Tag Archives: Premature Burial

Edgar Allan Poe and Premature Burial

8 Nov

During the nineteenth century, there was widespread anxiety concerning the inability to distinguish between life and death. As a result of these fears, The London Association for the Prevention of Premature Burial was founded in 1896.[1]

The society took measures to prevent live burials such as attaching strings ‘to the fingers of the corpses…[which were] attached to bells’[2] and placing bodies in ‘waiting rooms’ to ensure that they were dead, a certainty only when the body exhibited signs of decomposition.

Conditions that confused the states of animation and death included catalepsy, trance and deep sleep.
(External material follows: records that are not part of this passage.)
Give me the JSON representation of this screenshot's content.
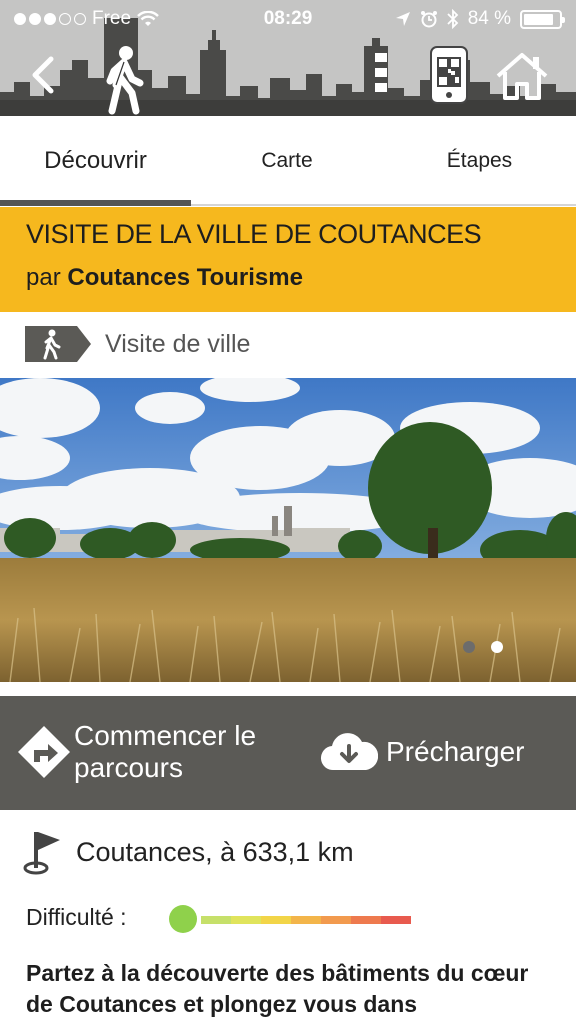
{
  "status_bar": {
    "carrier": "Free",
    "signal_dots_filled": 3,
    "signal_dots_total": 5,
    "time": "08:29",
    "battery": "84 %",
    "battery_level": 0.84
  },
  "header": {
    "back_icon": "chevron-left-icon",
    "mode_icon": "walking-person-icon",
    "menu_icon": "vertical-dots-icon",
    "qr_icon": "qr-phone-icon",
    "home_icon": "home-icon"
  },
  "tabs": [
    {
      "label": "Découvrir",
      "active": true
    },
    {
      "label": "Carte",
      "active": false
    },
    {
      "label": "Étapes",
      "active": false
    }
  ],
  "tour": {
    "title": "VISITE DE LA VILLE DE COUTANCES",
    "author_prefix": "par",
    "author": "Coutances Tourisme",
    "category": "Visite de ville"
  },
  "gallery": {
    "count": 2,
    "current": 2
  },
  "actions": {
    "start_line1": "Commencer le",
    "start_line2": "parcours",
    "preload": "Précharger"
  },
  "details": {
    "location": "Coutances, à 633,1 km",
    "difficulty_label": "Difficulté :",
    "difficulty_level": 0,
    "description": "Partez à la découverte des bâtiments du cœur de Coutances et plongez vous dans"
  },
  "colors": {
    "header_bg": "#c5c5c4",
    "skyline": "#4a4a48",
    "title_band": "#f6b81e",
    "actions_bg": "#5b5a56",
    "difficulty_knob": "#8fd14b"
  }
}
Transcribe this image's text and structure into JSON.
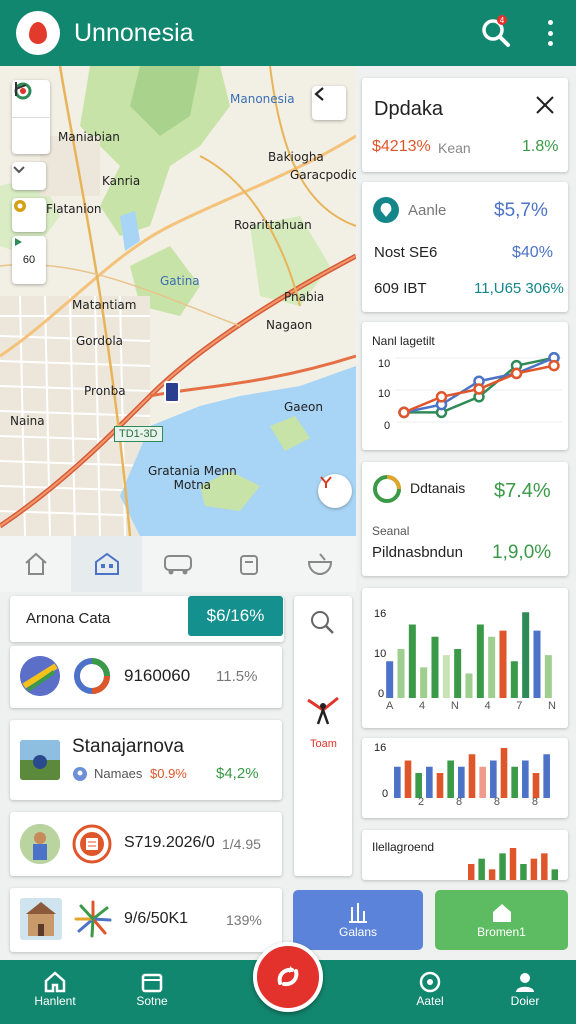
{
  "app": {
    "title": "Unnonesia",
    "notification_badge": "4"
  },
  "map": {
    "labels": [
      {
        "text": "Manonesia",
        "cls": "blue"
      },
      {
        "text": "Maniabian"
      },
      {
        "text": "Bakiogha"
      },
      {
        "text": "Kanria"
      },
      {
        "text": "Garacpodio"
      },
      {
        "text": "Flatanion"
      },
      {
        "text": "Roarittahuan"
      },
      {
        "text": "Gatina",
        "cls": "blue"
      },
      {
        "text": "Matantiam"
      },
      {
        "text": "Pnabia"
      },
      {
        "text": "Gordola"
      },
      {
        "text": "Nagaon"
      },
      {
        "text": "Pronba"
      },
      {
        "text": "Gaeon"
      },
      {
        "text": "Naina"
      },
      {
        "text": "Gratania Menn\nMotna"
      }
    ],
    "route_badge": "TD1-3D",
    "zoom_label": "60"
  },
  "icon_tabs": [
    "home-outline-icon",
    "home-icon",
    "bus-icon",
    "bag-icon",
    "bowl-icon"
  ],
  "list": {
    "header_title": "Arnona Cata",
    "header_button": "$6/16%",
    "items": [
      {
        "title": "9160060",
        "pct": "11.5%"
      },
      {
        "title": "Stanajarnova",
        "sub": "Namaes",
        "sub_val": "$0.9%",
        "pct": "$4,2%"
      },
      {
        "title": "S719.2026/0",
        "pct": "1/4.95"
      },
      {
        "title": "9/6/50K1",
        "pct": "139%"
      }
    ]
  },
  "side_panel": {
    "label": "Toam"
  },
  "right": {
    "header": {
      "title": "Dpdaka",
      "value": "$4213%",
      "unit": "Kean",
      "pct": "1.8%"
    },
    "stats": {
      "row1_label": "Aanle",
      "row1_value": "$5,7%",
      "row2_label": "Nost SE6",
      "row2_value": "$40%",
      "row3_label": "609 IBT",
      "row3_value": "11,U65 306%"
    },
    "line_chart": {
      "title": "Nanl lagetilt",
      "ticks": [
        "10",
        "10",
        "0"
      ]
    },
    "highlight": {
      "label": "Ddtanais",
      "value": "$7.4%",
      "sub_label": "Seanal",
      "sub_title": "Pildnasbndun",
      "sub_value": "1,9,0%"
    },
    "bar_chart1": {
      "ticks": [
        "16",
        "10",
        "0"
      ],
      "x_labels": [
        "A",
        "4",
        "N",
        "4",
        "7",
        "N"
      ]
    },
    "bar_chart2": {
      "ticks": [
        "16",
        "0"
      ],
      "x_labels": [
        "2",
        "8",
        "8",
        "8"
      ]
    },
    "bar_chart3": {
      "title": "Ilellagroend"
    }
  },
  "actions": [
    {
      "label": "Galans",
      "color": "#5b83d9"
    },
    {
      "label": "Bromen1",
      "color": "#5dbb61"
    }
  ],
  "bottom_nav": [
    {
      "label": "Hanlent"
    },
    {
      "label": "Sotne"
    },
    {
      "label": "Aatel"
    },
    {
      "label": "Doier"
    }
  ],
  "colors": {
    "primary": "#12876f",
    "accent": "#e3312b",
    "teal_btn": "#14918e"
  },
  "chart_data": [
    {
      "type": "line",
      "title": "Nanl lagetilt",
      "y_ticks": [
        "10",
        "10",
        "0"
      ],
      "series": [
        {
          "color": "#2e8b57",
          "values": [
            2,
            2,
            4,
            8,
            9
          ]
        },
        {
          "color": "#4c73c7",
          "values": [
            2,
            3,
            6,
            7,
            9
          ]
        },
        {
          "color": "#e0562b",
          "values": [
            2,
            4,
            5,
            7,
            8
          ]
        }
      ]
    },
    {
      "type": "bar",
      "y_ticks": [
        "16",
        "10",
        "0"
      ],
      "x_labels": [
        "A",
        "4",
        "N",
        "4",
        "7",
        "N"
      ],
      "values": [
        6,
        8,
        12,
        5,
        10,
        7,
        8,
        4,
        12,
        10,
        11,
        6,
        14,
        11,
        7
      ],
      "colors": [
        "#4c73c7",
        "#9fcf8e",
        "#3a9a48",
        "#9fcf8e",
        "#3a9a48",
        "#c9e3b5",
        "#3a9a48",
        "#9fcf8e",
        "#3a9a48",
        "#9fcf8e",
        "#e0562b",
        "#3a9a48",
        "#2e8b57",
        "#4c73c7",
        "#9fcf8e"
      ]
    },
    {
      "type": "bar",
      "y_ticks": [
        "16",
        "0"
      ],
      "x_labels": [
        "2",
        "8",
        "8",
        "8"
      ],
      "values": [
        5,
        6,
        4,
        5,
        4,
        6,
        5,
        7,
        5,
        6,
        8,
        5,
        6,
        4,
        7
      ],
      "colors": [
        "#4c73c7",
        "#e0562b",
        "#3a9a48",
        "#4c73c7",
        "#e0562b",
        "#3a9a48",
        "#4c73c7",
        "#e0562b",
        "#f09a8a",
        "#4c73c7",
        "#e0562b",
        "#3a9a48",
        "#4c73c7",
        "#e0562b",
        "#4c73c7"
      ]
    },
    {
      "type": "bar",
      "title": "Ilellagroend",
      "values": [
        3,
        4,
        2,
        5,
        6,
        3,
        4,
        5,
        2
      ],
      "colors": [
        "#e0562b",
        "#3a9a48",
        "#e0562b",
        "#3a9a48",
        "#e0562b",
        "#3a9a48",
        "#e0562b",
        "#e0562b",
        "#3a9a48"
      ]
    }
  ]
}
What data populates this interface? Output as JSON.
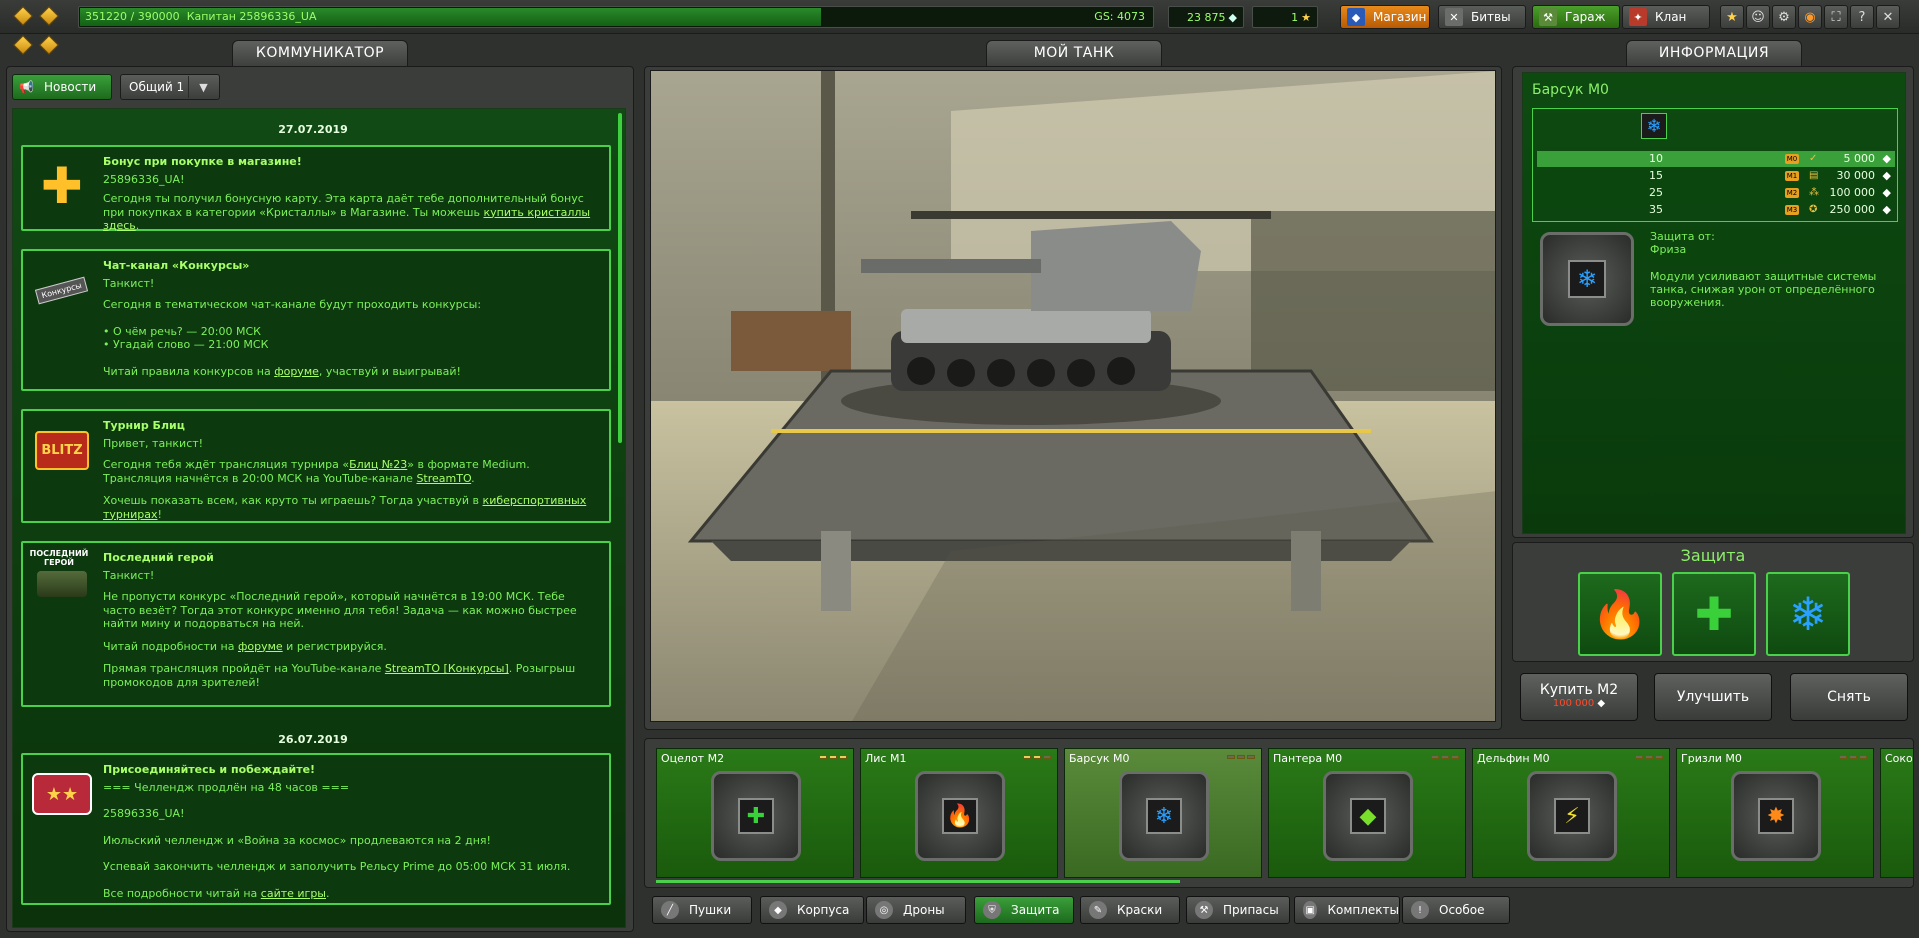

Catalepsy is defined as ‘an “exaggerated lethargy”…during which time no medical test could detect the vital spark.’[3] This condition is portrayed by Edgar Allan Poe in ‘The Premature Burial’ (1844), wherein Mademoiselle Victorine who ‘had been buried alive’ is subsequently ‘aroused by the caresses of her lover from the lethargy which had been mistaken for death.’[4]

In Poe’s ‘The Fall of the House of Usher’, Lady Madeline is enclosed alive within her coffin, the narrator relating

[w]e have put her living in the tomb!…I heard her first feeble movements in the hollow coffin.[1]

Upon breaking free from her coffin, Lady Madeline stands enshrouded with ‘blood upon her white robes, and the evidence of some bitter struggle upon every portion of her emaciated frame.’[2] Madeline’s bloody exertions and subsequent escape from her tomb incite horror since, rather than remaining a passive corpse, the Lady forcefully resists incarceration.

[1] E.A. Poe, ‘The Fall of the House of Usher’, in Tales of Mystery and Imagination (London: Everyman, 1993), pp.137-55, p.154

[2] Poe, ‘The Fall of the House of Usher’, pp.137-55, p.155

[3] Behlmer,Grave Doubts’, p. 206

[4] E.A. Poe, ‘The Premature Burial’, in Tales of Mystery and Imagination (London: Everyman, 1993), pp.290-303, p.292

[1] G.K. Behlmer,Grave Doubts: Victorian Medicine, Moral Panic, and the Signs of Death’, Journal of British Studies, 42 (2003) <http://gateway.proquest.com/openurl?ctx_ver=Z39.88-2003&xri:pqil:res_ver=0.2&res_id=xri:lion&rft_id=xri:lion:ft:abell:R03565047:0> [accessed 16th May, 2008], p.206

[2] J. Stevens Curl, The Victorian Celebration of Death (London: David and Charles, 1972), p.177